| Assignment |
From the first line to the last, write out the data below exactly.
Segment Start: Data shown
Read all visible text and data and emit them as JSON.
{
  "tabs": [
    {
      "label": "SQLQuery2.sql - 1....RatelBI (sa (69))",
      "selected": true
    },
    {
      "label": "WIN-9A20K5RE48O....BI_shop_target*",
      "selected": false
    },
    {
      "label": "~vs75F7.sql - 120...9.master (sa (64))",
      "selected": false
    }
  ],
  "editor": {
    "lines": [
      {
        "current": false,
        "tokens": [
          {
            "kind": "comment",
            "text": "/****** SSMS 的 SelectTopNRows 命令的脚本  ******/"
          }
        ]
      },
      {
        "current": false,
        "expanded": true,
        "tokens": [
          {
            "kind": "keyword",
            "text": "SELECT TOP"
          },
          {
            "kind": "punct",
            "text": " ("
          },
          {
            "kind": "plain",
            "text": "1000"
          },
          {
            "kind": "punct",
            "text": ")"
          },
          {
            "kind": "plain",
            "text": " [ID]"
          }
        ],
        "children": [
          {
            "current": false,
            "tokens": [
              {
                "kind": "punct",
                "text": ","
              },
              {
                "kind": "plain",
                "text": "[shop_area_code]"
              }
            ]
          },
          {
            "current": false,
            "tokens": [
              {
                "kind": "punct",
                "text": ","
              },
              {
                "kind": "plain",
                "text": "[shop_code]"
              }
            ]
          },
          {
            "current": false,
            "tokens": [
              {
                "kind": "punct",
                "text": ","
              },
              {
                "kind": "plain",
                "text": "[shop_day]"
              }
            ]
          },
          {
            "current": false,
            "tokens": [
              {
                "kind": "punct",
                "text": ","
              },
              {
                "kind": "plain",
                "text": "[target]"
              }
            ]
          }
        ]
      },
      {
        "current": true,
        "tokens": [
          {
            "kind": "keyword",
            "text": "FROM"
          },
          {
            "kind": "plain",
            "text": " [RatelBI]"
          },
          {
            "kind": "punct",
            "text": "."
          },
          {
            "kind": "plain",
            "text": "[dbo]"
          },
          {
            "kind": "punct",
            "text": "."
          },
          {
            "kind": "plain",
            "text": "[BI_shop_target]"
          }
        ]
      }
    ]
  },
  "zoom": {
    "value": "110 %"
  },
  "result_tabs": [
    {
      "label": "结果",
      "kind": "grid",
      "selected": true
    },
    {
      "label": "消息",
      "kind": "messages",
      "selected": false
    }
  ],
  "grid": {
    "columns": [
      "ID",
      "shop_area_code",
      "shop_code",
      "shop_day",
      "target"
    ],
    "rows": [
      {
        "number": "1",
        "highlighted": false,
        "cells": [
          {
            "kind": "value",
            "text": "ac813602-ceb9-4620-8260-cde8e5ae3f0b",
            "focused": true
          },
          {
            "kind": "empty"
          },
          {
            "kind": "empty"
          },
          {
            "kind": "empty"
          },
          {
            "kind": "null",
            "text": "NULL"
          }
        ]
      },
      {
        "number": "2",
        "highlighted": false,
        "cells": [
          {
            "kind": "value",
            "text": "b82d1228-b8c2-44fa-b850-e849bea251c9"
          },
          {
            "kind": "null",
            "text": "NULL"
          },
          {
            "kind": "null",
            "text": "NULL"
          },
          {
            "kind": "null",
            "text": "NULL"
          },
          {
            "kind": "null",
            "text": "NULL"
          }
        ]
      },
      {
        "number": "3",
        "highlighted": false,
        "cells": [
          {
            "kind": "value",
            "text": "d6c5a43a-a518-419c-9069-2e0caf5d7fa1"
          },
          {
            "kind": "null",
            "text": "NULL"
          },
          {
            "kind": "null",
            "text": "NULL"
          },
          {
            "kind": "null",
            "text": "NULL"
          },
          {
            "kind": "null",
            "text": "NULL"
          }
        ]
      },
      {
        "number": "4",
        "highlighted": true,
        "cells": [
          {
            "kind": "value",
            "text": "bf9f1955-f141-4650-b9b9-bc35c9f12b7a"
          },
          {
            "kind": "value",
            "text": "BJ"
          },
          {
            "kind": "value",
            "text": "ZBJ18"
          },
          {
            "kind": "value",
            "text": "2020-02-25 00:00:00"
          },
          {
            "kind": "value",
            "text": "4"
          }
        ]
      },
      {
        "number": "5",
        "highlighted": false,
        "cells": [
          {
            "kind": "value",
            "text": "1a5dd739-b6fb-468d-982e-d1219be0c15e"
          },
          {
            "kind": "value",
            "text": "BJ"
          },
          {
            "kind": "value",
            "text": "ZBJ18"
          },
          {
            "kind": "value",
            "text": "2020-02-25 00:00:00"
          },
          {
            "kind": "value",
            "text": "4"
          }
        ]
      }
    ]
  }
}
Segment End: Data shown
| Result for this task |
Read all visible text and data and emit them as JSON.
{
  "tabs": [
    {
      "label": "SQLQuery2.sql - 1....RatelBI (sa (69))",
      "selected": true
    },
    {
      "label": "WIN-9A20K5RE48O....BI_shop_target*",
      "selected": false
    },
    {
      "label": "~vs75F7.sql - 120...9.master (sa (64))",
      "selected": false
    }
  ],
  "editor": {
    "lines": [
      {
        "current": false,
        "tokens": [
          {
            "kind": "comment",
            "text": "/****** SSMS 的 SelectTopNRows 命令的脚本  ******/"
          }
        ]
      },
      {
        "current": false,
        "expanded": true,
        "tokens": [
          {
            "kind": "keyword",
            "text": "SELECT TOP"
          },
          {
            "kind": "punct",
            "text": " ("
          },
          {
            "kind": "plain",
            "text": "1000"
          },
          {
            "kind": "punct",
            "text": ")"
          },
          {
            "kind": "plain",
            "text": " [ID]"
          }
        ],
        "children": [
          {
            "current": false,
            "tokens": [
              {
                "kind": "punct",
                "text": ","
              },
              {
                "kind": "plain",
                "text": "[shop_area_code]"
              }
            ]
          },
          {
            "current": false,
            "tokens": [
              {
                "kind": "punct",
                "text": ","
              },
              {
                "kind": "plain",
                "text": "[shop_code]"
              }
            ]
          },
          {
            "current": false,
            "tokens": [
              {
                "kind": "punct",
                "text": ","
              },
              {
                "kind": "plain",
                "text": "[shop_day]"
              }
            ]
          },
          {
            "current": false,
            "tokens": [
              {
                "kind": "punct",
                "text": ","
              },
              {
                "kind": "plain",
                "text": "[target]"
              }
            ]
          }
        ]
      },
      {
        "current": true,
        "tokens": [
          {
            "kind": "keyword",
            "text": "FROM"
          },
          {
            "kind": "plain",
            "text": " [RatelBI]"
          },
          {
            "kind": "punct",
            "text": "."
          },
          {
            "kind": "plain",
            "text": "[dbo]"
          },
          {
            "kind": "punct",
            "text": "."
          },
          {
            "kind": "plain",
            "text": "[BI_shop_target]"
          }
        ]
      }
    ]
  },
  "zoom": {
    "value": "110 %"
  },
  "result_tabs": [
    {
      "label": "结果",
      "kind": "grid",
      "selected": true
    },
    {
      "label": "消息",
      "kind": "messages",
      "selected": false
    }
  ],
  "grid": {
    "columns": [
      "ID",
      "shop_area_code",
      "shop_code",
      "shop_day",
      "target"
    ],
    "rows": [
      {
        "number": "1",
        "highlighted": false,
        "cells": [
          {
            "kind": "value",
            "text": "ac813602-ceb9-4620-8260-cde8e5ae3f0b",
            "focused": true
          },
          {
            "kind": "empty"
          },
          {
            "kind": "empty"
          },
          {
            "kind": "empty"
          },
          {
            "kind": "null",
            "text": "NULL"
          }
        ]
      },
      {
        "number": "2",
        "highlighted": false,
        "cells": [
          {
            "kind": "value",
            "text": "b82d1228-b8c2-44fa-b850-e849bea251c9"
          },
          {
            "kind": "null",
            "text": "NULL"
          },
          {
            "kind": "null",
            "text": "NULL"
          },
          {
            "kind": "null",
            "text": "NULL"
          },
          {
            "kind": "null",
            "text": "NULL"
          }
        ]
      },
      {
        "number": "3",
        "highlighted": false,
        "cells": [
          {
            "kind": "value",
            "text": "d6c5a43a-a518-419c-9069-2e0caf5d7fa1"
          },
          {
            "kind": "null",
            "text": "NULL"
          },
          {
            "kind": "null",
            "text": "NULL"
          },
          {
            "kind": "null",
            "text": "NULL"
          },
          {
            "kind": "null",
            "text": "NULL"
          }
        ]
      },
      {
        "number": "4",
        "highlighted": true,
        "cells": [
          {
            "kind": "value",
            "text": "bf9f1955-f141-4650-b9b9-bc35c9f12b7a"
          },
          {
            "kind": "value",
            "text": "BJ"
          },
          {
            "kind": "value",
            "text": "ZBJ18"
          },
          {
            "kind": "value",
            "text": "2020-02-25 00:00:00"
          },
          {
            "kind": "value",
            "text": "4"
          }
        ]
      },
      {
        "number": "5",
        "highlighted": false,
        "cells": [
          {
            "kind": "value",
            "text": "1a5dd739-b6fb-468d-982e-d1219be0c15e"
          },
          {
            "kind": "value",
            "text": "BJ"
          },
          {
            "kind": "value",
            "text": "ZBJ18"
          },
          {
            "kind": "value",
            "text": "2020-02-25 00:00:00"
          },
          {
            "kind": "value",
            "text": "4"
          }
        ]
      }
    ]
  }
}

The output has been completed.